Each record should be set down again so that it matches the original exactly.

Excerpts from an interface dataset:

....

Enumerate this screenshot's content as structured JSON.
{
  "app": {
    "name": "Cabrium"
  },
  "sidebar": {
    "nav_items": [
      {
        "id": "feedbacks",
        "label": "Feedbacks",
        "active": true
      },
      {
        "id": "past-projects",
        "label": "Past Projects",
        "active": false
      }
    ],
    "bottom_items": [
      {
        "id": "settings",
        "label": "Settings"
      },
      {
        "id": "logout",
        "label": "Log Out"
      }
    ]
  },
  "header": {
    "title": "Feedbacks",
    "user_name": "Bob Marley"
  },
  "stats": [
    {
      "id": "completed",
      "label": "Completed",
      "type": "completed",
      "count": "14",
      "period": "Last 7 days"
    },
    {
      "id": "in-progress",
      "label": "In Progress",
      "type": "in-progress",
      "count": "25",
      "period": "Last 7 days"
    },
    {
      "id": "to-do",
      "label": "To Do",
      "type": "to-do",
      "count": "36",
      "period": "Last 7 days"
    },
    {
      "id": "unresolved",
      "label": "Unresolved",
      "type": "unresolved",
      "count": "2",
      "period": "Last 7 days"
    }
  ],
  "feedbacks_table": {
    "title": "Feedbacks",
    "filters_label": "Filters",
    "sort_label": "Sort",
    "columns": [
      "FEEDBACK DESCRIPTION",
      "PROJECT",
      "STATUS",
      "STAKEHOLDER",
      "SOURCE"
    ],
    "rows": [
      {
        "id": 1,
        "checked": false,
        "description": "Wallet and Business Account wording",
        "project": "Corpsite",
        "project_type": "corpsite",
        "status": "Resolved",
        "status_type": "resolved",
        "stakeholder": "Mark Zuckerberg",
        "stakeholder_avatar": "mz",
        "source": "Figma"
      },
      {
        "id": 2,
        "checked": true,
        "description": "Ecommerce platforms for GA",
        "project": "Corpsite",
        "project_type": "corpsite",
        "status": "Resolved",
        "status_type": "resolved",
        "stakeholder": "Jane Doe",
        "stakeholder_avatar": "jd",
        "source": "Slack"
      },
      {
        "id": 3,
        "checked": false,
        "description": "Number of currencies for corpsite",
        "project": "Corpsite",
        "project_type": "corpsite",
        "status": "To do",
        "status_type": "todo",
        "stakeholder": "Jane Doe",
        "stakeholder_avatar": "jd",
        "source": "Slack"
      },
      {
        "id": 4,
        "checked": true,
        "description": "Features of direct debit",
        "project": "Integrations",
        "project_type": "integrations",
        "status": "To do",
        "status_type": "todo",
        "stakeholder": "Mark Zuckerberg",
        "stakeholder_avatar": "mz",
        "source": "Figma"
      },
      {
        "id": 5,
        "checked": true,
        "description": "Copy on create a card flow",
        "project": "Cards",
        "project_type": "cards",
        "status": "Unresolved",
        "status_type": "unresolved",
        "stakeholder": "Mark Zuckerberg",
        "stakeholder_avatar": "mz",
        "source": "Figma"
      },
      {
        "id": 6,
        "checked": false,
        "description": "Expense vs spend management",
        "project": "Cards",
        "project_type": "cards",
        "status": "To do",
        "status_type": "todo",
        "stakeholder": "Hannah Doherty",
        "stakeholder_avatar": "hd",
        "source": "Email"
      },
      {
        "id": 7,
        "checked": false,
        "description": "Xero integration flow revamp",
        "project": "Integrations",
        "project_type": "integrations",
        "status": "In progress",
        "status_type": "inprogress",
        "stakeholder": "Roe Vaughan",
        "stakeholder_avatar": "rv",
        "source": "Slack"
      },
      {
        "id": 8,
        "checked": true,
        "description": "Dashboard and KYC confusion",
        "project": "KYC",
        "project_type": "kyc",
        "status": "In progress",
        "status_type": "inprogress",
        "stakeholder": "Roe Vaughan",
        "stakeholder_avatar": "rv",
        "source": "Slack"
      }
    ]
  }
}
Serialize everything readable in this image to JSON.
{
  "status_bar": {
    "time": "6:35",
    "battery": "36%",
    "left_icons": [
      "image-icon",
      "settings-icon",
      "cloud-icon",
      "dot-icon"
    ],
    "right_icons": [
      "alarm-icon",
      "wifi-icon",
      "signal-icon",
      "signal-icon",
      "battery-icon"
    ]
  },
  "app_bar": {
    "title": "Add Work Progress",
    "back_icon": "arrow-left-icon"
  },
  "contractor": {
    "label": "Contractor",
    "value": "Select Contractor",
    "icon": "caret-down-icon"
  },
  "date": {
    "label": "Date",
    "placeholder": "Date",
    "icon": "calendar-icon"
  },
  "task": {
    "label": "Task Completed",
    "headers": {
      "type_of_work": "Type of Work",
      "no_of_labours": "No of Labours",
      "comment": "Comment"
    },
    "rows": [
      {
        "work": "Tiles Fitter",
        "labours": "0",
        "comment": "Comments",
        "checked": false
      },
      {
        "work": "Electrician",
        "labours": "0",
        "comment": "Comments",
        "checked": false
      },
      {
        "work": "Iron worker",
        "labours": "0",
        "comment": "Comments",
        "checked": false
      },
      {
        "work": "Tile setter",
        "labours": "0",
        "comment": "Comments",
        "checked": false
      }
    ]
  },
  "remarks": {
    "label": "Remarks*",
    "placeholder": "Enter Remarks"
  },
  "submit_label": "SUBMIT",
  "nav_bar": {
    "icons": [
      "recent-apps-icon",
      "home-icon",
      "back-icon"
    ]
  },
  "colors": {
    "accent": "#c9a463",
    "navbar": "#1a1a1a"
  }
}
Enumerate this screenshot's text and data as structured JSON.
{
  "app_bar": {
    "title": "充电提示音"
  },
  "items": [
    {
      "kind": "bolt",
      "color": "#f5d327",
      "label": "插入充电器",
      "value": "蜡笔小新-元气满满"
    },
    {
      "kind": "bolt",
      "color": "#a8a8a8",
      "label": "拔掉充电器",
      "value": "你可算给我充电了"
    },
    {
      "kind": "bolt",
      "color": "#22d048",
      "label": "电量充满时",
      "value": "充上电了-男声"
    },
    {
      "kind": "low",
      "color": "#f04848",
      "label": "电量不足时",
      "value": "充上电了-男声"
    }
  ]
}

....

Completed task:
Enumerate this screenshot's content as structured JSON.
{
  "app": {
    "name": "Cabrium"
  },
  "sidebar": {
    "nav_items": [
      {
        "id": "feedbacks",
        "label": "Feedbacks",
        "active": true
      },
      {
        "id": "past-projects",
        "label": "Past Projects",
        "active": false
      }
    ],
    "bottom_items": [
      {
        "id": "settings",
        "label": "Settings"
      },
      {
        "id": "logout",
        "label": "Log Out"
      }
    ]
  },
  "header": {
    "title": "Feedbacks",
    "user_name": "Bob Marley"
  },
  "stats": [
    {
      "id": "completed",
      "label": "Completed",
      "type": "completed",
      "count": "14",
      "period": "Last 7 days"
    },
    {
      "id": "in-progress",
      "label": "In Progress",
      "type": "in-progress",
      "count": "25",
      "period": "Last 7 days"
    },
    {
      "id": "to-do",
      "label": "To Do",
      "type": "to-do",
      "count": "36",
      "period": "Last 7 days"
    },
    {
      "id": "unresolved",
      "label": "Unresolved",
      "type": "unresolved",
      "count": "2",
      "period": "Last 7 days"
    }
  ],
  "feedbacks_table": {
    "title": "Feedbacks",
    "filters_label": "Filters",
    "sort_label": "Sort",
    "columns": [
      "FEEDBACK DESCRIPTION",
      "PROJECT",
      "STATUS",
      "STAKEHOLDER",
      "SOURCE"
    ],
    "rows": [
      {
        "id": 1,
        "checked": false,
        "description": "Wallet and Business Account wording",
        "project": "Corpsite",
        "project_type": "corpsite",
        "status": "Resolved",
        "status_type": "resolved",
        "stakeholder": "Mark Zuckerberg",
        "stakeholder_avatar": "mz",
        "source": "Figma"
      },
      {
        "id": 2,
        "checked": true,
        "description": "Ecommerce platforms for GA",
        "project": "Corpsite",
        "project_type": "corpsite",
        "status": "Resolved",
        "status_type": "resolved",
        "stakeholder": "Jane Doe",
        "stakeholder_avatar": "jd",
        "source": "Slack"
      },
      {
        "id": 3,
        "checked": false,
        "description": "Number of currencies for corpsite",
        "project": "Corpsite",
        "project_type": "corpsite",
        "status": "To do",
        "status_type": "todo",
        "stakeholder": "Jane Doe",
        "stakeholder_avatar": "jd",
        "source": "Slack"
      },
      {
        "id": 4,
        "checked": true,
        "description": "Features of direct debit",
        "project": "Integrations",
        "project_type": "integrations",
        "status": "To do",
        "status_type": "todo",
        "stakeholder": "Mark Zuckerberg",
        "stakeholder_avatar": "mz",
        "source": "Figma"
      },
      {
        "id": 5,
        "checked": true,
        "description": "Copy on create a card flow",
        "project": "Cards",
        "project_type": "cards",
        "status": "Unresolved",
        "status_type": "unresolved",
        "stakeholder": "Mark Zuckerberg",
        "stakeholder_avatar": "mz",
        "source": "Figma"
      },
      {
        "id": 6,
        "checked": false,
        "description": "Expense vs spend management",
        "project": "Cards",
        "project_type": "cards",
        "status": "To do",
        "status_type": "todo",
        "stakeholder": "Hannah Doherty",
        "stakeholder_avatar": "hd",
        "source": "Email"
      },
      {
        "id": 7,
        "checked": false,
        "description": "Xero integration flow revamp",
        "project": "Integrations",
        "project_type": "integrations",
        "status": "In progress",
        "status_type": "inprogress",
        "stakeholder": "Roe Vaughan",
        "stakeholder_avatar": "rv",
        "source": "Slack"
      },
      {
        "id": 8,
        "checked": true,
        "description": "Dashboard and KYC confusion",
        "project": "KYC",
        "project_type": "kyc",
        "status": "In progress",
        "status_type": "inprogress",
        "stakeholder": "Roe Vaughan",
        "stakeholder_avatar": "rv",
        "source": "Slack"
      }
    ]
  }
}
Serialize everything readable in this image to JSON.
{
  "status_bar": {
    "time": "6:35",
    "battery": "36%",
    "left_icons": [
      "image-icon",
      "settings-icon",
      "cloud-icon",
      "dot-icon"
    ],
    "right_icons": [
      "alarm-icon",
      "wifi-icon",
      "signal-icon",
      "signal-icon",
      "battery-icon"
    ]
  },
  "app_bar": {
    "title": "Add Work Progress",
    "back_icon": "arrow-left-icon"
  },
  "contractor": {
    "label": "Contractor",
    "value": "Select Contractor",
    "icon": "caret-down-icon"
  },
  "date": {
    "label": "Date",
    "placeholder": "Date",
    "icon": "calendar-icon"
  },
  "task": {
    "label": "Task Completed",
    "headers": {
      "type_of_work": "Type of Work",
      "no_of_labours": "No of Labours",
      "comment": "Comment"
    },
    "rows": [
      {
        "work": "Tiles Fitter",
        "labours": "0",
        "comment": "Comments",
        "checked": false
      },
      {
        "work": "Electrician",
        "labours": "0",
        "comment": "Comments",
        "checked": false
      },
      {
        "work": "Iron worker",
        "labours": "0",
        "comment": "Comments",
        "checked": false
      },
      {
        "work": "Tile setter",
        "labours": "0",
        "comment": "Comments",
        "checked": false
      }
    ]
  },
  "remarks": {
    "label": "Remarks*",
    "placeholder": "Enter Remarks"
  },
  "submit_label": "SUBMIT",
  "nav_bar": {
    "icons": [
      "recent-apps-icon",
      "home-icon",
      "back-icon"
    ]
  },
  "colors": {
    "accent": "#c9a463",
    "navbar": "#1a1a1a"
  }
}
Enumerate this screenshot's text and data as structured JSON.
{
  "app_bar": {
    "title": "充电提示音"
  },
  "items": [
    {
      "kind": "bolt",
      "color": "#f5d327",
      "label": "插入充电器",
      "value": "蜡笔小新-元气满满"
    },
    {
      "kind": "bolt",
      "color": "#a8a8a8",
      "label": "拔掉充电器",
      "value": "你可算给我充电了"
    },
    {
      "kind": "bolt",
      "color": "#22d048",
      "label": "电量充满时",
      "value": "充上电了-男声"
    },
    {
      "kind": "low",
      "color": "#f04848",
      "label": "电量不足时",
      "value": "充上电了-男声"
    }
  ]
}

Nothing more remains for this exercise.